(THE RECORDS)
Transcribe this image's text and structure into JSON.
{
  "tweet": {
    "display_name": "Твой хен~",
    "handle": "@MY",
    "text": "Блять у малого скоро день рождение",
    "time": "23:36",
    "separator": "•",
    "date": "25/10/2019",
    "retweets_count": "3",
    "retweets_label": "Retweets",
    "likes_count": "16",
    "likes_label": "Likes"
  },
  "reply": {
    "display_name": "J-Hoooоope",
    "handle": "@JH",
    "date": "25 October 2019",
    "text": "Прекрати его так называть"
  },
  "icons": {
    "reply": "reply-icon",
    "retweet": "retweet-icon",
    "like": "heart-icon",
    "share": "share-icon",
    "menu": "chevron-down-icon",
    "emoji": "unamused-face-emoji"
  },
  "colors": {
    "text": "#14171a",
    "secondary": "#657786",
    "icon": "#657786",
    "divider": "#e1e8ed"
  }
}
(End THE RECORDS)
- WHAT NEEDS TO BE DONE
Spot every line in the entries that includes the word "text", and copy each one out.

- OUTPUT OF THE EXERCISE
Transcribe this image's text and structure into JSON.
    "text": "Блять у малого скоро день рождение",
    "text": "Прекрати его так называть"
    "text": "#14171a",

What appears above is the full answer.